**BRIEF**
What you print must match the data line for line.

[Saved entries]
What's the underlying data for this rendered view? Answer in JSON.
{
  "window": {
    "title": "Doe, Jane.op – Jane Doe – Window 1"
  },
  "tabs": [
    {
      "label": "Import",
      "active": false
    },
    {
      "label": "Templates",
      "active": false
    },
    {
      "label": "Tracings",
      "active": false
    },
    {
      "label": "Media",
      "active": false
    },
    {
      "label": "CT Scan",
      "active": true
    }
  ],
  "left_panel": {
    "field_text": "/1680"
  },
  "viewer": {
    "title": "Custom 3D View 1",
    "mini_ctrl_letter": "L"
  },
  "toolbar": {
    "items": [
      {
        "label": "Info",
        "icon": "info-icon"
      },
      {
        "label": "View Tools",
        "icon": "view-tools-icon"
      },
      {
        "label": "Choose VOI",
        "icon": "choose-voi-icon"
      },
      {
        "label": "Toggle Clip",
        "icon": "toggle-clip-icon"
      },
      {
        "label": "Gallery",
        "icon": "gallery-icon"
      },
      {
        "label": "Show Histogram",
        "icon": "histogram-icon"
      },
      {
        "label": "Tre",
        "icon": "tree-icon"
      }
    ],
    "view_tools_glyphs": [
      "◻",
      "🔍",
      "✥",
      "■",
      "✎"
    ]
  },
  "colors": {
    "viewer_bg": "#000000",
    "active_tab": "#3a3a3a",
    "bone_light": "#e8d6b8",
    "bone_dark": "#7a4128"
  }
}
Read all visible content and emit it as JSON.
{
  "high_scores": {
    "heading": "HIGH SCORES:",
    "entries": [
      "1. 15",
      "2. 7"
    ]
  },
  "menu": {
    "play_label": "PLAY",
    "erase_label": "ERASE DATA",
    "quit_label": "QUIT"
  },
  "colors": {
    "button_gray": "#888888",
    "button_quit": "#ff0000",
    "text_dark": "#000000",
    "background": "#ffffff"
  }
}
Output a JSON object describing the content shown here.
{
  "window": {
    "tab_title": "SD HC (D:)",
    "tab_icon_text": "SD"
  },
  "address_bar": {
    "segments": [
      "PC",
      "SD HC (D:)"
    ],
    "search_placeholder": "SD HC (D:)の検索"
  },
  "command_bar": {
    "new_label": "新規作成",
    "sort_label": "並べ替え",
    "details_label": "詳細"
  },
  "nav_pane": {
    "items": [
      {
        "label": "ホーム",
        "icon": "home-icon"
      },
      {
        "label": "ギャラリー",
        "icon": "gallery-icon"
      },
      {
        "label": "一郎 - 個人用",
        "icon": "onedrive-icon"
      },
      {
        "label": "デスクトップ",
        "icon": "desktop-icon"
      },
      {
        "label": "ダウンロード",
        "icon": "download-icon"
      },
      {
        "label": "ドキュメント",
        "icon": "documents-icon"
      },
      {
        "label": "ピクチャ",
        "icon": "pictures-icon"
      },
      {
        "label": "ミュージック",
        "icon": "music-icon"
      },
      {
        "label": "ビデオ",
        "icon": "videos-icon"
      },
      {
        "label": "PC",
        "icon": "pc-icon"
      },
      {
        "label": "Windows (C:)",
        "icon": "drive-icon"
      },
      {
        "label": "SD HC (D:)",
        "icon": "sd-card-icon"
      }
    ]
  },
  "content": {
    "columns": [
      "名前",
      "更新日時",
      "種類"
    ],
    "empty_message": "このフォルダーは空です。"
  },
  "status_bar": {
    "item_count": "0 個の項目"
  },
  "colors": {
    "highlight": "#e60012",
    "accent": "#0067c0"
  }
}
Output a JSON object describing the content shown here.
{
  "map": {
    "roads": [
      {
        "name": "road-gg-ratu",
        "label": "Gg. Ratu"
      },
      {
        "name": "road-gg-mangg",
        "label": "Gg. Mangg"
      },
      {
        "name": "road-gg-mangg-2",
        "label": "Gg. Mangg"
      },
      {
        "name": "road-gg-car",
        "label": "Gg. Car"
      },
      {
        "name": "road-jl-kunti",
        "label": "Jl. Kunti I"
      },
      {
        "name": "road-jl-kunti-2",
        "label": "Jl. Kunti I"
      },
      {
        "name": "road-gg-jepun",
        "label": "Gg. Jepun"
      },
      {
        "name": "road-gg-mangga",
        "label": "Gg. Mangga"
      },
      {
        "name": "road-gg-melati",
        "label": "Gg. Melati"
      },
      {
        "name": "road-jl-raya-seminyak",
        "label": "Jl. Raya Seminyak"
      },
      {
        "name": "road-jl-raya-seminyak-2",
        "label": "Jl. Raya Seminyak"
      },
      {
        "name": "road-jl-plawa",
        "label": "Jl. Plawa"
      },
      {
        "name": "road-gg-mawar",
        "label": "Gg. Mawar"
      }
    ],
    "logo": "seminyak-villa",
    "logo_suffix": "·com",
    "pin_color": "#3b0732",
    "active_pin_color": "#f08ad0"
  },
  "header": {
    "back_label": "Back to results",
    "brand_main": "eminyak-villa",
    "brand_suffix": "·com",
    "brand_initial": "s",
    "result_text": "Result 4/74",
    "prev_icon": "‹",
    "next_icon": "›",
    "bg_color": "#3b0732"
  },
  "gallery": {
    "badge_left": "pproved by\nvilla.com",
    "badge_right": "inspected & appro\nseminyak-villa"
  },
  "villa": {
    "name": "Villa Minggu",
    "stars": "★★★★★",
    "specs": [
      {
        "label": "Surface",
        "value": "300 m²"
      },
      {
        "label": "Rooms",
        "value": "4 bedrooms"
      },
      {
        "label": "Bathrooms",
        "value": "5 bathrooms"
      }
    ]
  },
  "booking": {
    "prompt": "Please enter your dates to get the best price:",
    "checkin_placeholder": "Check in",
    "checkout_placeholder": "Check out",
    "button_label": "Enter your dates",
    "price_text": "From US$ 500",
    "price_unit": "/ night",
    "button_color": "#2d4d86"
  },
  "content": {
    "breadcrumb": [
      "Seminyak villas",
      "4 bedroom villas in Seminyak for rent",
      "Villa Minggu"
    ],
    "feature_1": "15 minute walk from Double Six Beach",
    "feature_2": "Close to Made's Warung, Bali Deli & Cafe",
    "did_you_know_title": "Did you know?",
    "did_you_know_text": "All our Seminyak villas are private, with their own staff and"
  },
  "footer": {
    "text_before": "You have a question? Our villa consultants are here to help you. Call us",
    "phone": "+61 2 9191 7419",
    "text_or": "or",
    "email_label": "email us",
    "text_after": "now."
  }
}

**YOUR SOLUTION**
What's the underlying data for this rendered view? Answer in JSON.
{
  "window": {
    "title": "Doe, Jane.op – Jane Doe – Window 1"
  },
  "tabs": [
    {
      "label": "Import",
      "active": false
    },
    {
      "label": "Templates",
      "active": false
    },
    {
      "label": "Tracings",
      "active": false
    },
    {
      "label": "Media",
      "active": false
    },
    {
      "label": "CT Scan",
      "active": true
    }
  ],
  "left_panel": {
    "field_text": "/1680"
  },
  "viewer": {
    "title": "Custom 3D View 1",
    "mini_ctrl_letter": "L"
  },
  "toolbar": {
    "items": [
      {
        "label": "Info",
        "icon": "info-icon"
      },
      {
        "label": "View Tools",
        "icon": "view-tools-icon"
      },
      {
        "label": "Choose VOI",
        "icon": "choose-voi-icon"
      },
      {
        "label": "Toggle Clip",
        "icon": "toggle-clip-icon"
      },
      {
        "label": "Gallery",
        "icon": "gallery-icon"
      },
      {
        "label": "Show Histogram",
        "icon": "histogram-icon"
      },
      {
        "label": "Tre",
        "icon": "tree-icon"
      }
    ],
    "view_tools_glyphs": [
      "◻",
      "🔍",
      "✥",
      "■",
      "✎"
    ]
  },
  "colors": {
    "viewer_bg": "#000000",
    "active_tab": "#3a3a3a",
    "bone_light": "#e8d6b8",
    "bone_dark": "#7a4128"
  }
}
Read all visible content and emit it as JSON.
{
  "high_scores": {
    "heading": "HIGH SCORES:",
    "entries": [
      "1. 15",
      "2. 7"
    ]
  },
  "menu": {
    "play_label": "PLAY",
    "erase_label": "ERASE DATA",
    "quit_label": "QUIT"
  },
  "colors": {
    "button_gray": "#888888",
    "button_quit": "#ff0000",
    "text_dark": "#000000",
    "background": "#ffffff"
  }
}
Output a JSON object describing the content shown here.
{
  "window": {
    "tab_title": "SD HC (D:)",
    "tab_icon_text": "SD"
  },
  "address_bar": {
    "segments": [
      "PC",
      "SD HC (D:)"
    ],
    "search_placeholder": "SD HC (D:)の検索"
  },
  "command_bar": {
    "new_label": "新規作成",
    "sort_label": "並べ替え",
    "details_label": "詳細"
  },
  "nav_pane": {
    "items": [
      {
        "label": "ホーム",
        "icon": "home-icon"
      },
      {
        "label": "ギャラリー",
        "icon": "gallery-icon"
      },
      {
        "label": "一郎 - 個人用",
        "icon": "onedrive-icon"
      },
      {
        "label": "デスクトップ",
        "icon": "desktop-icon"
      },
      {
        "label": "ダウンロード",
        "icon": "download-icon"
      },
      {
        "label": "ドキュメント",
        "icon": "documents-icon"
      },
      {
        "label": "ピクチャ",
        "icon": "pictures-icon"
      },
      {
        "label": "ミュージック",
        "icon": "music-icon"
      },
      {
        "label": "ビデオ",
        "icon": "videos-icon"
      },
      {
        "label": "PC",
        "icon": "pc-icon"
      },
      {
        "label": "Windows (C:)",
        "icon": "drive-icon"
      },
      {
        "label": "SD HC (D:)",
        "icon": "sd-card-icon"
      }
    ]
  },
  "content": {
    "columns": [
      "名前",
      "更新日時",
      "種類"
    ],
    "empty_message": "このフォルダーは空です。"
  },
  "status_bar": {
    "item_count": "0 個の項目"
  },
  "colors": {
    "highlight": "#e60012",
    "accent": "#0067c0"
  }
}
Output a JSON object describing the content shown here.
{
  "map": {
    "roads": [
      {
        "name": "road-gg-ratu",
        "label": "Gg. Ratu"
      },
      {
        "name": "road-gg-mangg",
        "label": "Gg. Mangg"
      },
      {
        "name": "road-gg-mangg-2",
        "label": "Gg. Mangg"
      },
      {
        "name": "road-gg-car",
        "label": "Gg. Car"
      },
      {
        "name": "road-jl-kunti",
        "label": "Jl. Kunti I"
      },
      {
        "name": "road-jl-kunti-2",
        "label": "Jl. Kunti I"
      },
      {
        "name": "road-gg-jepun",
        "label": "Gg. Jepun"
      },
      {
        "name": "road-gg-mangga",
        "label": "Gg. Mangga"
      },
      {
        "name": "road-gg-melati",
        "label": "Gg. Melati"
      },
      {
        "name": "road-jl-raya-seminyak",
        "label": "Jl. Raya Seminyak"
      },
      {
        "name": "road-jl-raya-seminyak-2",
        "label": "Jl. Raya Seminyak"
      },
      {
        "name": "road-jl-plawa",
        "label": "Jl. Plawa"
      },
      {
        "name": "road-gg-mawar",
        "label": "Gg. Mawar"
      }
    ],
    "logo": "seminyak-villa",
    "logo_suffix": "·com",
    "pin_color": "#3b0732",
    "active_pin_color": "#f08ad0"
  },
  "header": {
    "back_label": "Back to results",
    "brand_main": "eminyak-villa",
    "brand_suffix": "·com",
    "brand_initial": "s",
    "result_text": "Result 4/74",
    "prev_icon": "‹",
    "next_icon": "›",
    "bg_color": "#3b0732"
  },
  "gallery": {
    "badge_left": "pproved by\nvilla.com",
    "badge_right": "inspected & appro\nseminyak-villa"
  },
  "villa": {
    "name": "Villa Minggu",
    "stars": "★★★★★",
    "specs": [
      {
        "label": "Surface",
        "value": "300 m²"
      },
      {
        "label": "Rooms",
        "value": "4 bedrooms"
      },
      {
        "label": "Bathrooms",
        "value": "5 bathrooms"
      }
    ]
  },
  "booking": {
    "prompt": "Please enter your dates to get the best price:",
    "checkin_placeholder": "Check in",
    "checkout_placeholder": "Check out",
    "button_label": "Enter your dates",
    "price_text": "From US$ 500",
    "price_unit": "/ night",
    "button_color": "#2d4d86"
  },
  "content": {
    "breadcrumb": [
      "Seminyak villas",
      "4 bedroom villas in Seminyak for rent",
      "Villa Minggu"
    ],
    "feature_1": "15 minute walk from Double Six Beach",
    "feature_2": "Close to Made's Warung, Bali Deli & Cafe",
    "did_you_know_title": "Did you know?",
    "did_you_know_text": "All our Seminyak villas are private, with their own staff and"
  },
  "footer": {
    "text_before": "You have a question? Our villa consultants are here to help you. Call us",
    "phone": "+61 2 9191 7419",
    "text_or": "or",
    "email_label": "email us",
    "text_after": "now."
  }
}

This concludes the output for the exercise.